Mercy Hospital in Oklahoma City, the Singapore healthcare system and SMRT Corporation have one thing in common: based on rankings, numbers and statistics, they are all one of the best in their fields. So why do they still feel the need to change? And how do they go about doing it?

Tomorrow’s Medicine brings you highlights from Singapore Healthcare Management 2015.


Improving Culture and Employee Engagement with Lean Tools


Mr Jim Gebhart, President of Mercy Hospital in Oklahoma City, USA, shared, “In healthcare we often try to be one notch better.   But the questions that need to be asked are: What is the ideal state? And what can be changed to achieve the ideal state?”


Mercy Hospital has applied Lean tools (management principles that starts by eliminating waste) to enhance their culture and improve care by taking bad experiences and not putting them to waste. In contrary, they use them to bring themselves closer to the ideal.   This involves a change in culture from leadership to the ground.


One of the changes is by going to Gemba (“the real place”) more often – in other words, beginning the transformation by observing the ground.   Leaders at Mercy Hospital set aside 2 hours to visit the ground daily and also consult people who are not healthcare workers before implementing new initiatives for patients.


Each department also puts up an “improvement board” where co-workers can write down existing problems, solve them together, and then moving the notes to the “solved” corner.   In their rehabilitation hospital, it has helped them cut down the number of falls from nine per month to zero in the past three months.


Mr Gebhart summarised the keys to transformation into four points: “Leadership, Humility and respect, Listening, and Discipline.”


Healthcare Operations – Continuation of the NHG Story


Singapore healthcare is ranked high by many organisations. “However, they only rank illness care,” said Prof Philip Choo, Group CEO of National Healthcare Group (NHG).   “The rankings are not meaningful, because illness care means we are taking care of people who are already sick.   Illness care is also expensive, unsustainable, and is a failing system.”


Moving away from illness care, Singapore is developing its Regional Health System (RHS) that is more sustainable.   In our healthcare system we only know a minority of the population – those who have visited our institutions.


Prof Choo added, “We should also see Regional Health System as relationship-based healthcare.”


He cited some examples of challenges in healthcare that can be addressed by the healthcare system outside the hospital setting.   For example, 90 per cent of Singaporeans die in a hospital setting, without a healing experience.


Some unhealthy behaviour has also become medicalised – the condition of diabetes patients in Singapore worsen faster compared to patients in some other countries due to over-reliance on medications and not change in lifestyle.

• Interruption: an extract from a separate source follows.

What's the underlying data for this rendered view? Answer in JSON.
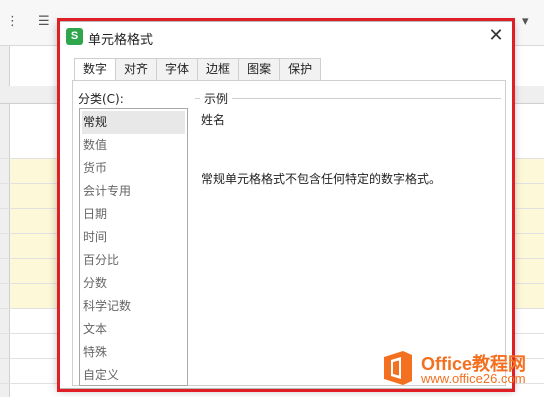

To bring about change, sometimes it is not just about the skills.   Lean and other Quality principles can be taught to all healthcare workers.   But often it is the mindset that needs to be changed.


Prof Choo called for leadership to make their people better and embed it in their everyday work.


Getting Us on Board and On Track


The public transport system and the healthcare system face similar challenges – for example in the areas of subsidies, congestion, infrastructure and affordability, and communications to the public.   They both also need to balance the needs of the public, staff, business partners and government. 


Mr Desmond Kwek, President and Group CEO of SMRT Corporation Ltd Singapore, is no stranger to public service.   During his stay with SMRT there has been very public incidents such as the recent line break down, and internally, low morale of staff – so much so that some employees refuse to wear their uniforms until they reach their workplace.


However, many improvements has taken place in the past few years with works going on in the train lines and the latest surveys revealing that their staff are now proud to work for SMRT.


But Mr Kwek warned, “Statistics does not mean anything to the customer. Managing public satisfaction is an emotive issue.”   He added, “Expectations are shaped by what customers experience.


Having 140 train stations does not mean anything to someone who has to walk two kilometres to the nearest one.   Having trains coming every few minutes does not mean anything to someone who is late for their job interview due to a delay.”


“Accolades and numbers don’t matter unless we can get mindshare and people on board.”